I think that what I find so frightening about actually affecting others with my writing is two-fold. First, there is always the fear that my thinking is incorrect. This is part of why I write, though, to share my thoughts and to let other people try to punch holes in them as best as they can. How can I ever grow in my philosophy, theology, and ideology if I am never challenged to defend them? And what cannot be defended should be looked closely to determine why it cannot be defended. In the process the chaff is discarded and what is left is a pile of golden nuggets of truth. I just fear, sometimes, that in this process of discourse I will inadvertantly steer someone wrong. I can only hope that others are seeking truth in much the same way I am and that they will also critically analyze everything with hopes of filtering out the junk.
The other fear that niggles at the back of my brain is the recognition that not everyone recognizes the fact that a person’s individual writings are, generally, representative only of that individual. They are but a single data point in the entire population and should be analyzed as such. For instance, while I “believe”:http://open-dialogue.com/blog/index.php/archives/60 that worship is probably best placed at the end of a church service, not everyone is going to feel that way (hence my suggestion to mix it up). My opinion may, in fact, be in the minority, since a lot of people don’t like to deviate from tradition. My point is simply that I fear someone may read my thoughts (sounds a little bit ESPish, doesn’t it?) and ascertain from them that this is the general consensus of the population, when, in fact, I am typically just tossing out an alternative idea. (Don’t get me wrong, “cindy”:http://www.cindybryan.com — I’m not worried that you have fallen prey to this error. Your comment just reminded me of this little brain-niggler.)

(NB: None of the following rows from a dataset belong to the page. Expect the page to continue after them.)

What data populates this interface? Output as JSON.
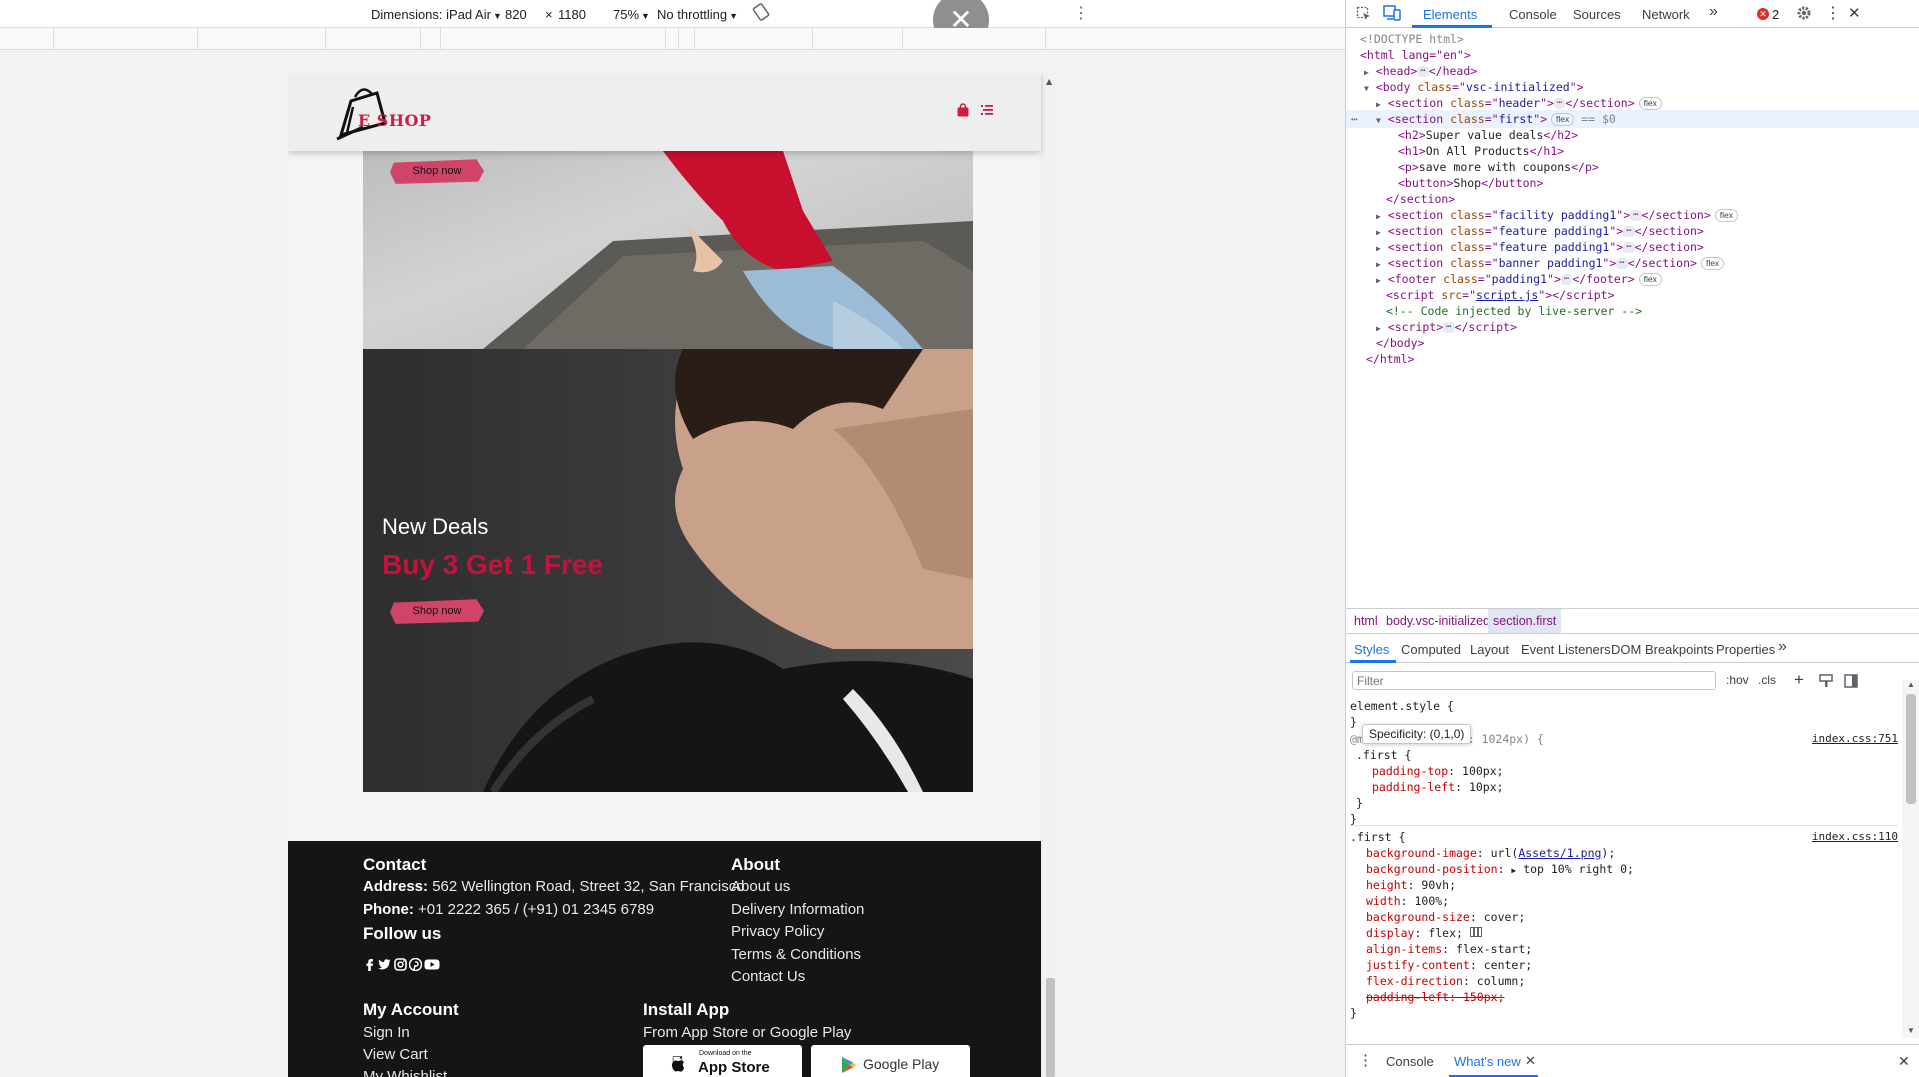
{
  "device_toolbar": {
    "dimensions_label": "Dimensions: iPad Air",
    "width": "820",
    "times": "×",
    "height": "1180",
    "zoom": "75%",
    "throttling": "No throttling",
    "close_glyph": "✕"
  },
  "site": {
    "logo_text": "E SHOP",
    "hero_button": "Shop now",
    "banner": {
      "subtitle": "New Deals",
      "title": "Buy 3 Get 1 Free",
      "button": "Shop now"
    },
    "footer": {
      "contact_heading": "Contact",
      "address_label": "Address:",
      "address_value": " 562 Wellington Road, Street 32, San Francisco",
      "phone_label": "Phone:",
      "phone_value": " +01 2222 365 / (+91) 01 2345 6789",
      "follow_heading": "Follow us",
      "about_heading": "About",
      "about_links": [
        "About us",
        "Delivery Information",
        "Privacy Policy",
        "Terms & Conditions",
        "Contact Us"
      ],
      "account_heading": "My Account",
      "account_links": [
        "Sign In",
        "View Cart",
        "My Whishlist"
      ],
      "install_heading": "Install App",
      "install_text": "From App Store or Google Play",
      "app_store_small": "Download on the",
      "app_store_big": "App Store",
      "google_play": "Google Play"
    },
    "colors": {
      "brand": "#d11a46",
      "footer_bg": "#151515",
      "button": "#d1446a"
    }
  },
  "devtools": {
    "tabs": [
      "Elements",
      "Console",
      "Sources",
      "Network"
    ],
    "more_tabs": "»",
    "error_count": "2",
    "dom": {
      "doctype": "<!DOCTYPE html>",
      "html_open": "<html lang=\"en\">",
      "head": "<head>",
      "head_close": "</head>",
      "body_open_tag": "body",
      "body_class": "vsc-initialized",
      "sec_header_class": "header",
      "sec_first_class": "first",
      "selected_marker": "== $0",
      "h2": "Super value deals",
      "h1": "On All Products",
      "p": "save more with coupons",
      "button": "Shop",
      "section_close": "</section>",
      "sec_facility_class": "facility padding1",
      "sec_feature_class": "feature padding1",
      "sec_banner_class": "banner padding1",
      "footer_class": "padding1",
      "script_src": "script.js",
      "comment": "<!-- Code injected by live-server -->",
      "body_close": "</body>",
      "html_close": "</html>",
      "flex_badge": "flex",
      "ellipsis": "⋯"
    },
    "breadcrumb": [
      "html",
      "body.vsc-initialized",
      "section.first"
    ],
    "sub_tabs": [
      "Styles",
      "Computed",
      "Layout",
      "Event Listeners",
      "DOM Breakpoints",
      "Properties"
    ],
    "filter_placeholder": "Filter",
    "filter_tools": [
      ":hov",
      ".cls"
    ],
    "tooltip": "Specificity: (0,1,0)",
    "styles": {
      "element_style": "element.style {",
      "close_brace": "}",
      "media_query": "@media (max-width: 1024px) {",
      "media_source": "index.css:751",
      "first_selector": ".first {",
      "media_props": [
        {
          "name": "padding-top",
          "value": "100px;"
        },
        {
          "name": "padding-left",
          "value": "10px;"
        }
      ],
      "rule_source": "index.css:110",
      "rule_props": [
        {
          "name": "background-image",
          "value": "url(Assets/1.png);"
        },
        {
          "name": "background-position",
          "value": "top 10% right 0;"
        },
        {
          "name": "height",
          "value": "90vh;"
        },
        {
          "name": "width",
          "value": "100%;"
        },
        {
          "name": "background-size",
          "value": "cover;"
        },
        {
          "name": "display",
          "value": "flex;"
        },
        {
          "name": "align-items",
          "value": "flex-start;"
        },
        {
          "name": "justify-content",
          "value": "center;"
        },
        {
          "name": "flex-direction",
          "value": "column;"
        }
      ],
      "overridden": {
        "name": "padding-left",
        "value": "150px;"
      },
      "bg_url": "Assets/1.png"
    },
    "drawer_tabs": [
      "Console",
      "What's new"
    ]
  }
}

These fears are probably actually a good thing, to an extent. They force me to be careful in my writing, to really think through my arguments and make sure I spell them out as clearly as I can. And then I share them and wait for the feedback that helps me shape these thoughts in an ever-better perspective. We can learn from each other, and _that_ is the real reason why I write.